Work task: Using the data below, return every line that holds the word "лесопарк".

Records drawn from a dataset

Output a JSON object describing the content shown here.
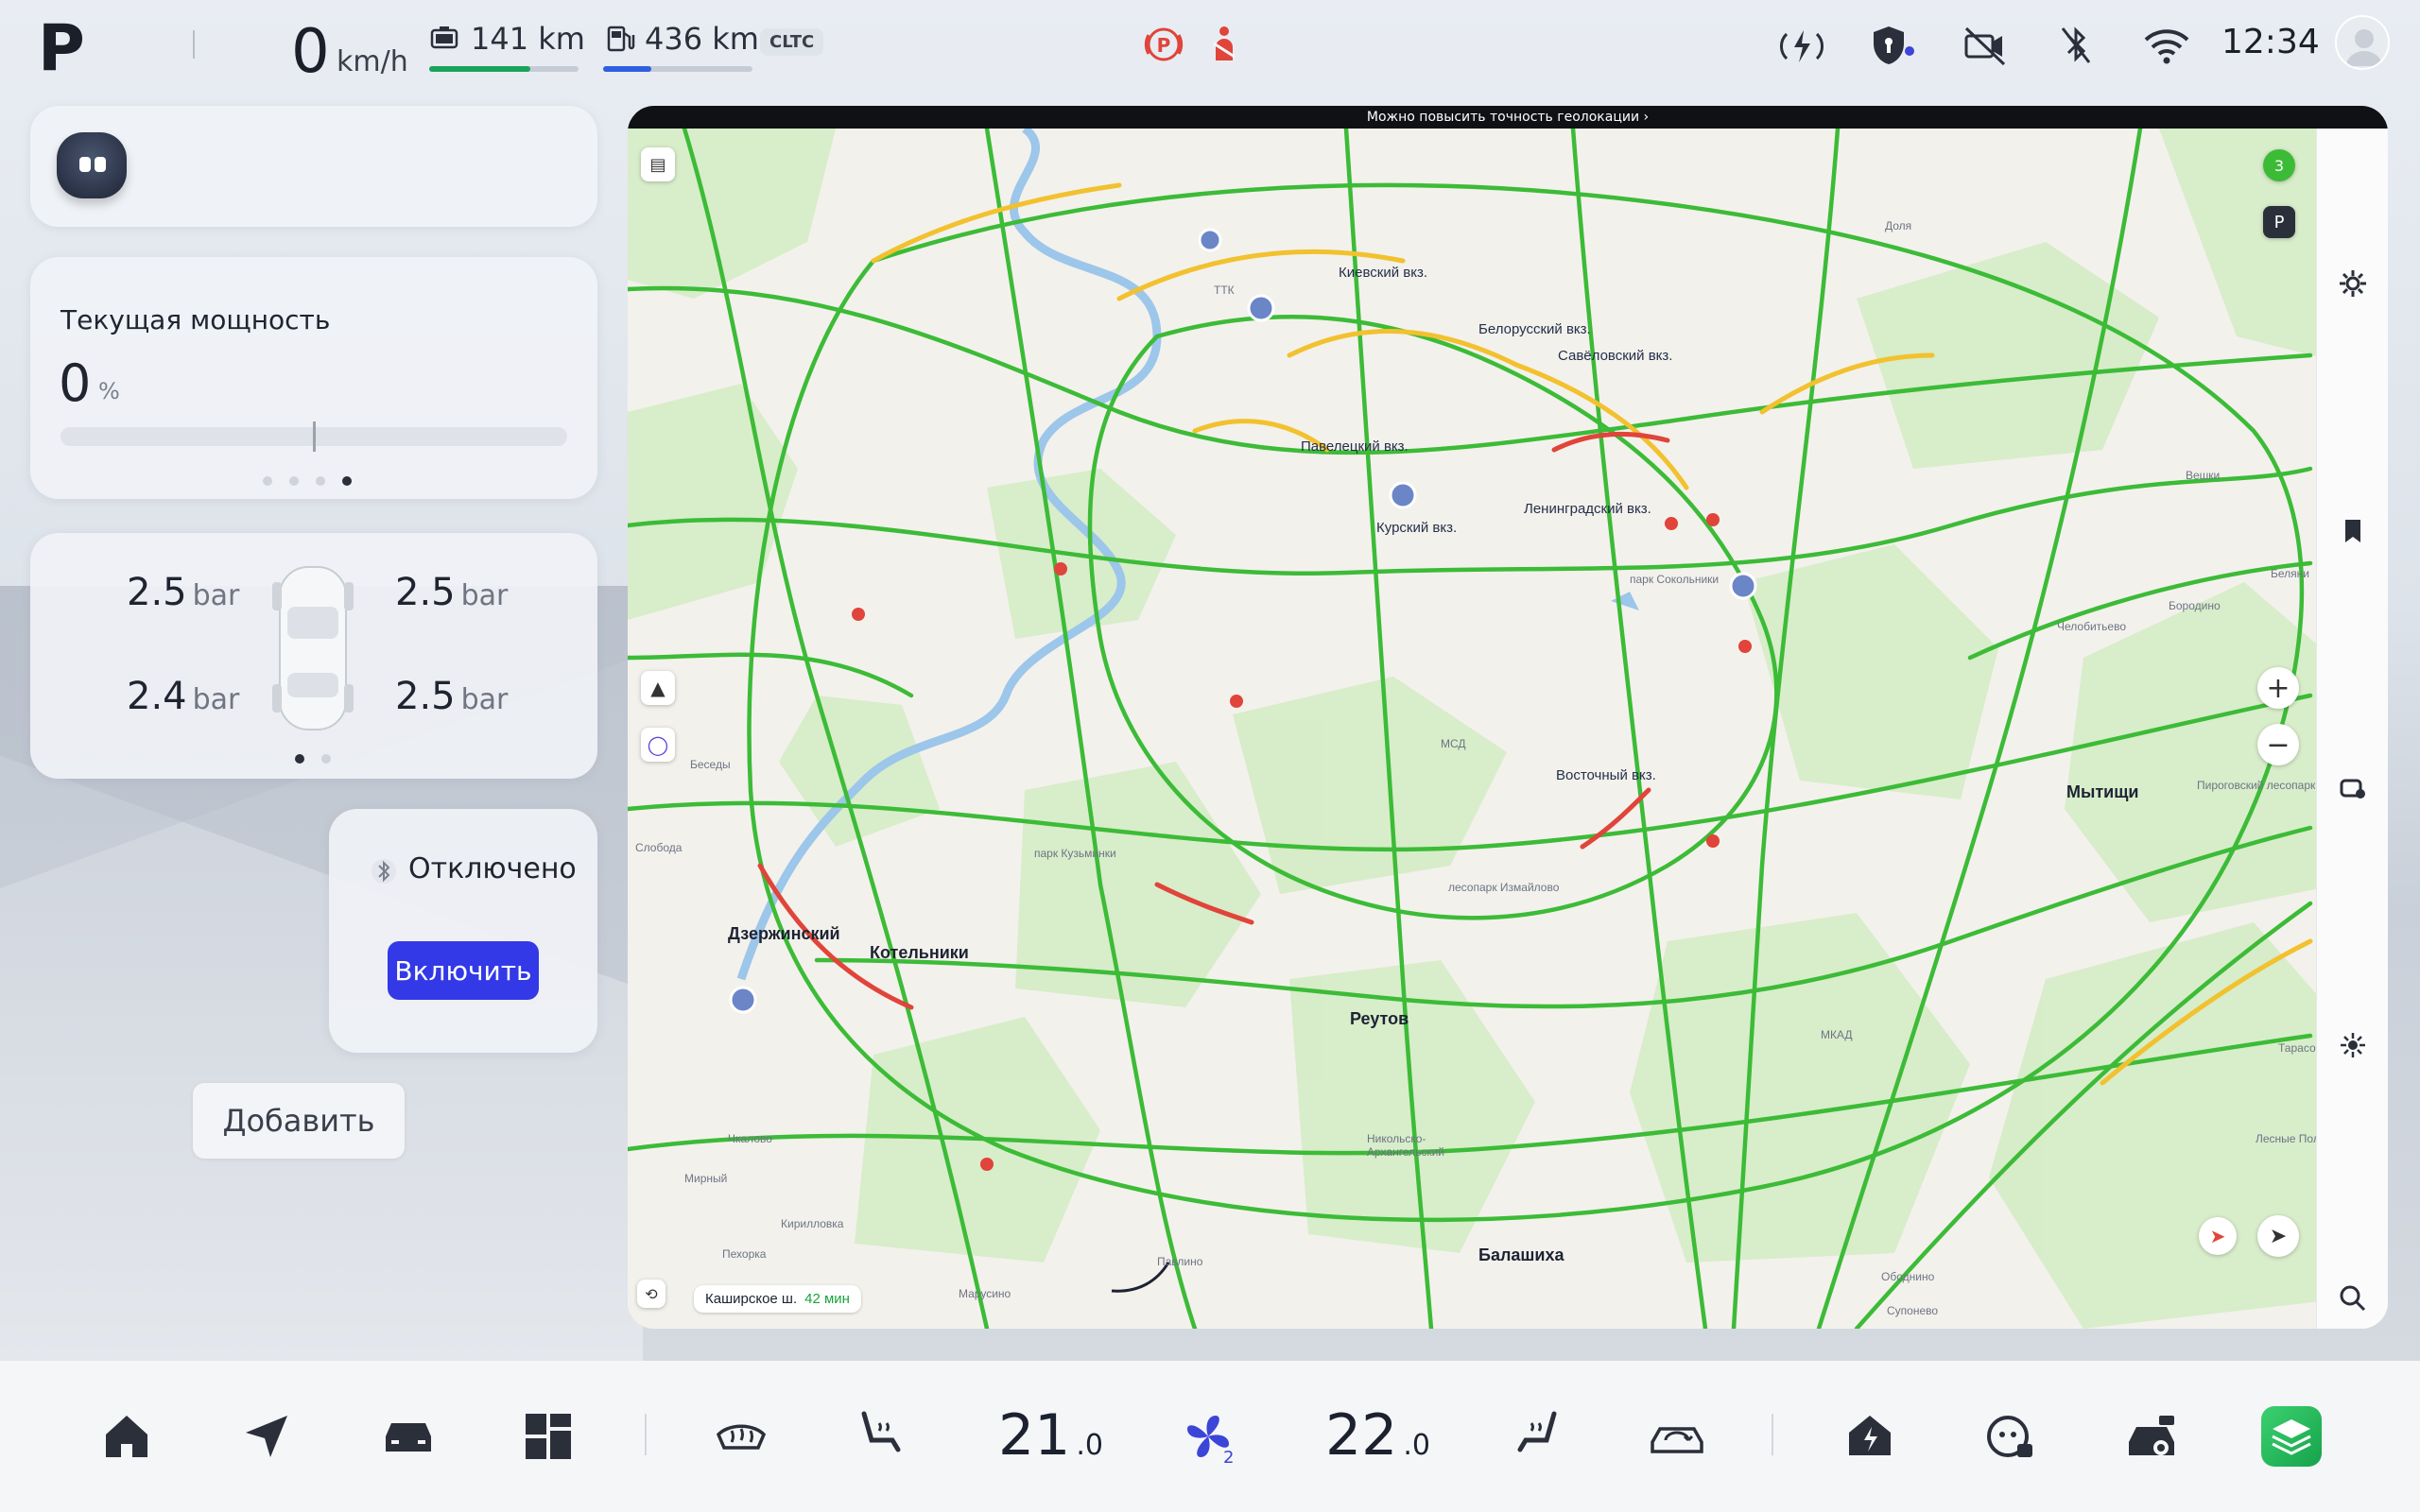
{
  "status": {
    "gear": "P",
    "speed": "0",
    "speed_unit": "km/h",
    "range1": "141 km",
    "range1_fill": 0.68,
    "range2": "436 km",
    "range2_fill": 0.32,
    "cycle": "CLTC",
    "time": "12:34"
  },
  "power_card": {
    "title": "Текущая мощность",
    "value": "0",
    "unit": "%",
    "level": 0
  },
  "tires": {
    "front_left": "2.5",
    "front_right": "2.5",
    "rear_left": "2.4",
    "rear_right": "2.5",
    "unit": "bar"
  },
  "bluetooth_card": {
    "status": "Отключено",
    "button": "Включить"
  },
  "add_button": "Добавить",
  "map": {
    "banner": "Можно повысить точность геолокации  ›",
    "route_road": "Каширское ш.",
    "route_time": "42 мин",
    "badge_count": "3",
    "labels": {
      "kievsky": "Киевский вкз.",
      "belorussky": "Белорусский вкз.",
      "savelovsky": "Савёловский вкз.",
      "paveletsky": "Павелецкий вкз.",
      "kursky": "Курский вкз.",
      "leningradsky": "Ленинградский вкз.",
      "vostochny": "Восточный вкз.",
      "dzerzhinsky": "Дзержинский",
      "kotelniki": "Котельники",
      "reutov": "Реутов",
      "mytishchi": "Мытищи",
      "balashikha": "Балашиха",
      "nikolsko": "Никольско-\nАрхангельский",
      "mkad": "МКАД",
      "ttk": "ТТК",
      "msd": "МСД",
      "park_kuzminki": "парк Кузьминки",
      "park_sokolniki": "парк Сокольники",
      "lesopark": "лесопарк Измайлово",
      "dolgoprudny": "Доля",
      "beresy": "Беседы",
      "sloboda": "Слобода",
      "pekhora": "Пехорка",
      "mirny": "Мирный",
      "chkalovo": "Чкалово",
      "kirillovka": "Кирилловка",
      "pavlino": "Павлино",
      "marusino": "Марусино",
      "obodnino": "Ободнино",
      "suponevo": "Супонево",
      "beliani": "Беляни",
      "chelobitevo": "Челобитьево",
      "borodino": "Бородино",
      "veshki": "Вешки",
      "tarasovka": "Тарасо",
      "lesnye": "Лесные Пол",
      "pirogovsky": "Пироговский лесопарк"
    }
  },
  "dock": {
    "temp_left": "21",
    "temp_left_dec": ".0",
    "fan_level": "2",
    "temp_right": "22",
    "temp_right_dec": ".0"
  },
  "colors": {
    "accent": "#3339e6",
    "traffic_green": "#3cbb37",
    "traffic_yellow": "#f2c12e",
    "traffic_red": "#e0443a",
    "range1_bar": "#1aa35a",
    "range2_bar": "#2f5fe0"
  }
}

Answer for this exercise:
      "lesopark": "лесопарк Измайлово",
      "pirogovsky": "Пироговский лесопарк"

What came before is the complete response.